Would you elaborate on the following sentence structure and grammar. It seems somewhat complex. What is the function of "becoming prosperous" in the sentence? Is it a reduced form (if yes, for what?)? In the case that it shows contrast, why has the author used and as a conjunction?
They succeeded, becoming prosperous, and piety mingled with smugness made the whole family insufferably sententious.
The context of this sentence is a paragraph from Paul Theroux's article in the Smithsonian magazine, "The Trouble with Autobiography":

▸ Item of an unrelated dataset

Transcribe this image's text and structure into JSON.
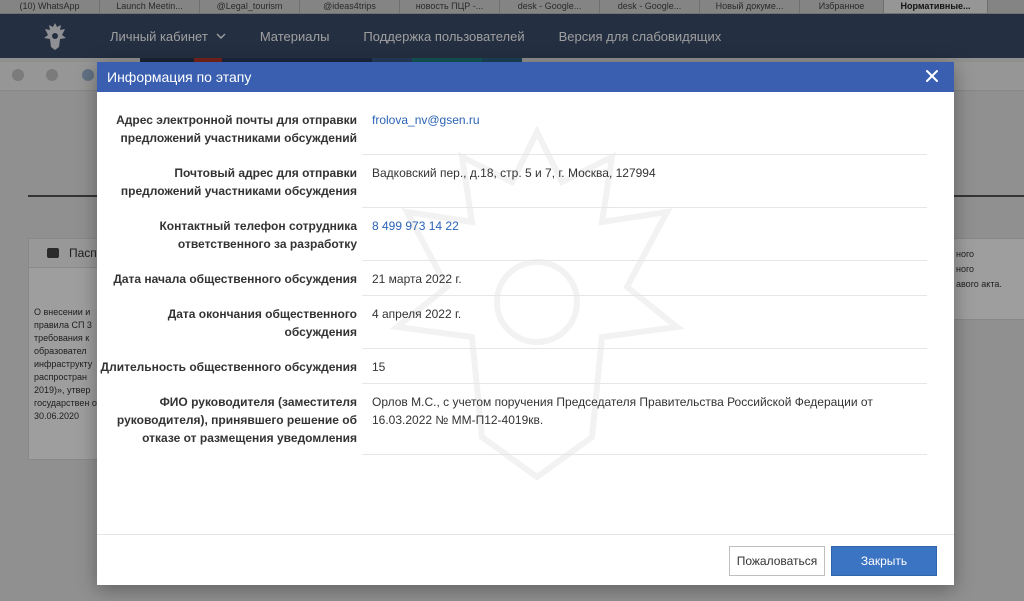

My maternal grandparents, Alessandro and Angelina Dittami, were relative newcomers to America, having emigrated separately from Italy around 1900. An Italian might recognize Dittami (“Tell me”) as an orphan’s name. Though he abominated any mention of it, my grandfather was a foundling in Ferrara. As a young man, he got to know who his parents were—a well-known senator and his housemaid. After a turbulent upbringing in foster homes, and an operatic incident (he threatened to kill the senator), Alessandro fled to America and met and married my grandmother in New York City. They moved to Medford with the immigrant urgency and competitiveness to make a life at any cost. They succeeded, becoming prosperous, and piety mingled with smugness made the whole family insufferably sententious.